What you need to do — Identify every line in the records below that contains the word "frac", and reproduce each one.

Supplied records —
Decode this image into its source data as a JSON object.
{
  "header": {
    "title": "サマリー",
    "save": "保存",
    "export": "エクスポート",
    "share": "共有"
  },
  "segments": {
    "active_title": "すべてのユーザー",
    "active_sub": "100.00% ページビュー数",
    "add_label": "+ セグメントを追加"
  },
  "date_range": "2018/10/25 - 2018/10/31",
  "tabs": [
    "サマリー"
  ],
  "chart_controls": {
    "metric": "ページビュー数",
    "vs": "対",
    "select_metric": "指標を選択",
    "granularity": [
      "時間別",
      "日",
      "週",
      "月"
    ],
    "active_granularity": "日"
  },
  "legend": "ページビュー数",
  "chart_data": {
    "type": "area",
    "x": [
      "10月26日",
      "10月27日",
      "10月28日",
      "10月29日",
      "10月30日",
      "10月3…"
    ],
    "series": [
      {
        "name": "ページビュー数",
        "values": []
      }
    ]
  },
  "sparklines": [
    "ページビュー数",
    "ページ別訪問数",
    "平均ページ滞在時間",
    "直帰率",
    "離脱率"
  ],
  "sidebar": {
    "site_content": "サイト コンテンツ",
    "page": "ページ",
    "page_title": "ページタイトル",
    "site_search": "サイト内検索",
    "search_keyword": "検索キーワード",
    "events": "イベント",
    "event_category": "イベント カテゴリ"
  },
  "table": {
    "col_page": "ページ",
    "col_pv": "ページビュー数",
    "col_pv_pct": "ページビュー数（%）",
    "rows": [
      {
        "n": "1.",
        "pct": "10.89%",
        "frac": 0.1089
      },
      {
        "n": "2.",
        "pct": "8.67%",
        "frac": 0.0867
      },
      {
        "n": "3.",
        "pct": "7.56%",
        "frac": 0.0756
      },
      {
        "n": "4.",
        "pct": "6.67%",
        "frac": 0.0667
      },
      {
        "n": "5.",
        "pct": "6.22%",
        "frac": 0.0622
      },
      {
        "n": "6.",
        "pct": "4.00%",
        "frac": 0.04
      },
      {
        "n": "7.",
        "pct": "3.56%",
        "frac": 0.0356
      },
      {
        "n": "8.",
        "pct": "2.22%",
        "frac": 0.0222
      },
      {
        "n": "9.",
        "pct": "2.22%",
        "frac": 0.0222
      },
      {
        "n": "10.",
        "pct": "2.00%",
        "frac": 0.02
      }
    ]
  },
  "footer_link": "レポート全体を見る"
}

Task answer —
        "frac": 0.1089
        "frac": 0.0867
        "frac": 0.0756
        "frac": 0.0667
        "frac": 0.0622
        "frac": 0.04
        "frac": 0.0356
        "frac": 0.0222
        "frac": 0.0222
        "frac": 0.02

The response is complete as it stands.